● PROVIDED DATA
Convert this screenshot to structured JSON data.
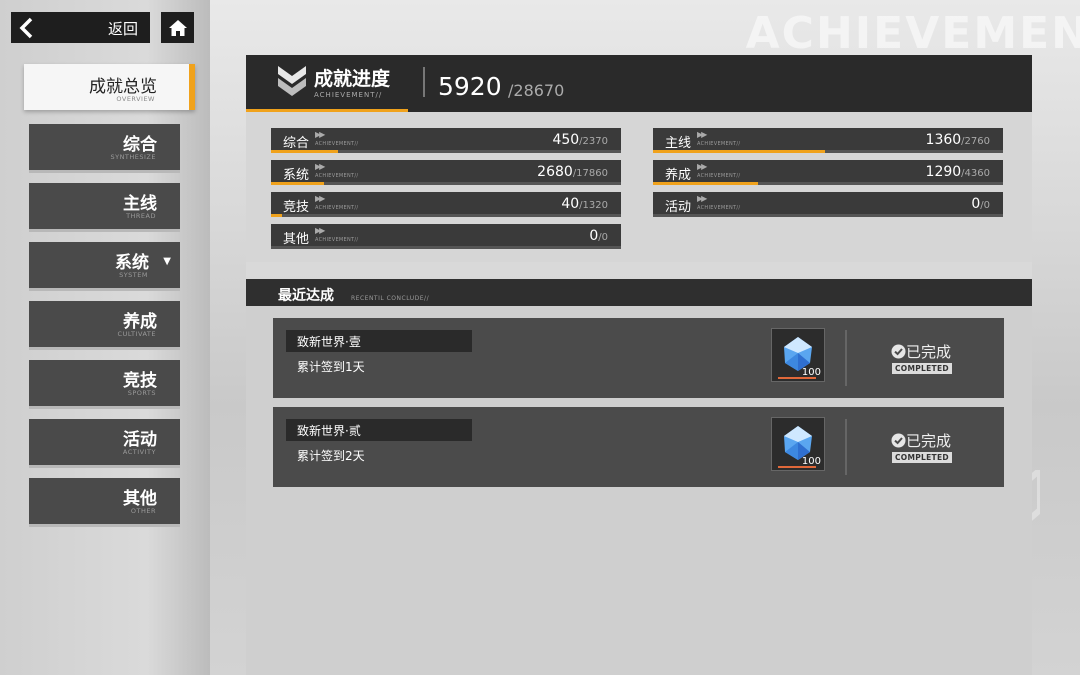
{
  "header": {
    "back_label": "返回",
    "watermark": "ACHIEVEMEN"
  },
  "sidebar": {
    "active": {
      "cn": "成就总览",
      "en": "OVERVIEW"
    },
    "items": [
      {
        "cn": "综合",
        "en": "SYNTHESIZE"
      },
      {
        "cn": "主线",
        "en": "THREAD"
      },
      {
        "cn": "系统",
        "en": "SYSTEM",
        "caret": "▼"
      },
      {
        "cn": "养成",
        "en": "CULTIVATE"
      },
      {
        "cn": "竞技",
        "en": "SPORTS"
      },
      {
        "cn": "活动",
        "en": "ACTIVITY"
      },
      {
        "cn": "其他",
        "en": "OTHER"
      }
    ]
  },
  "progress": {
    "title": "成就进度",
    "subtitle": "ACHIEVEMENT//",
    "score": "5920",
    "total": "/28670"
  },
  "stats": [
    {
      "name": "综合",
      "tag": "ACHIEVEMENT//",
      "value": "450",
      "total": "/2370",
      "fraction": 0.19
    },
    {
      "name": "主线",
      "tag": "ACHIEVEMENT//",
      "value": "1360",
      "total": "/2760",
      "fraction": 0.49
    },
    {
      "name": "系统",
      "tag": "ACHIEVEMENT//",
      "value": "2680",
      "total": "/17860",
      "fraction": 0.15
    },
    {
      "name": "养成",
      "tag": "ACHIEVEMENT//",
      "value": "1290",
      "total": "/4360",
      "fraction": 0.3
    },
    {
      "name": "竞技",
      "tag": "ACHIEVEMENT//",
      "value": "40",
      "total": "/1320",
      "fraction": 0.03
    },
    {
      "name": "活动",
      "tag": "ACHIEVEMENT//",
      "value": "0",
      "total": "/0",
      "fraction": 0
    },
    {
      "name": "其他",
      "tag": "ACHIEVEMENT//",
      "value": "0",
      "total": "/0",
      "fraction": 0
    }
  ],
  "recent": {
    "title": "最近达成",
    "subtitle": "RECENTIL CONCLUDE//",
    "items": [
      {
        "name": "致新世界·壹",
        "desc": "累计签到1天",
        "reward_qty": "100",
        "status": "已完成",
        "status_en": "COMPLETED"
      },
      {
        "name": "致新世界·贰",
        "desc": "累计签到2天",
        "reward_qty": "100",
        "status": "已完成",
        "status_en": "COMPLETED"
      }
    ]
  },
  "colors": {
    "accent": "#f0a21c",
    "panel_dark": "#2a2a2a",
    "qty_bar": "#e0683a"
  }
}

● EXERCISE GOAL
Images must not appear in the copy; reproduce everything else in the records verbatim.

● SOLVED EXERCISE
Convert this screenshot to structured JSON data.
{
  "header": {
    "back_label": "返回",
    "watermark": "ACHIEVEMEN"
  },
  "sidebar": {
    "active": {
      "cn": "成就总览",
      "en": "OVERVIEW"
    },
    "items": [
      {
        "cn": "综合",
        "en": "SYNTHESIZE"
      },
      {
        "cn": "主线",
        "en": "THREAD"
      },
      {
        "cn": "系统",
        "en": "SYSTEM",
        "caret": "▼"
      },
      {
        "cn": "养成",
        "en": "CULTIVATE"
      },
      {
        "cn": "竞技",
        "en": "SPORTS"
      },
      {
        "cn": "活动",
        "en": "ACTIVITY"
      },
      {
        "cn": "其他",
        "en": "OTHER"
      }
    ]
  },
  "progress": {
    "title": "成就进度",
    "subtitle": "ACHIEVEMENT//",
    "score": "5920",
    "total": "/28670"
  },
  "stats": [
    {
      "name": "综合",
      "tag": "ACHIEVEMENT//",
      "value": "450",
      "total": "/2370",
      "fraction": 0.19
    },
    {
      "name": "主线",
      "tag": "ACHIEVEMENT//",
      "value": "1360",
      "total": "/2760",
      "fraction": 0.49
    },
    {
      "name": "系统",
      "tag": "ACHIEVEMENT//",
      "value": "2680",
      "total": "/17860",
      "fraction": 0.15
    },
    {
      "name": "养成",
      "tag": "ACHIEVEMENT//",
      "value": "1290",
      "total": "/4360",
      "fraction": 0.3
    },
    {
      "name": "竞技",
      "tag": "ACHIEVEMENT//",
      "value": "40",
      "total": "/1320",
      "fraction": 0.03
    },
    {
      "name": "活动",
      "tag": "ACHIEVEMENT//",
      "value": "0",
      "total": "/0",
      "fraction": 0
    },
    {
      "name": "其他",
      "tag": "ACHIEVEMENT//",
      "value": "0",
      "total": "/0",
      "fraction": 0
    }
  ],
  "recent": {
    "title": "最近达成",
    "subtitle": "RECENTIL CONCLUDE//",
    "items": [
      {
        "name": "致新世界·壹",
        "desc": "累计签到1天",
        "reward_qty": "100",
        "status": "已完成",
        "status_en": "COMPLETED"
      },
      {
        "name": "致新世界·贰",
        "desc": "累计签到2天",
        "reward_qty": "100",
        "status": "已完成",
        "status_en": "COMPLETED"
      }
    ]
  },
  "colors": {
    "accent": "#f0a21c",
    "panel_dark": "#2a2a2a",
    "qty_bar": "#e0683a"
  }
}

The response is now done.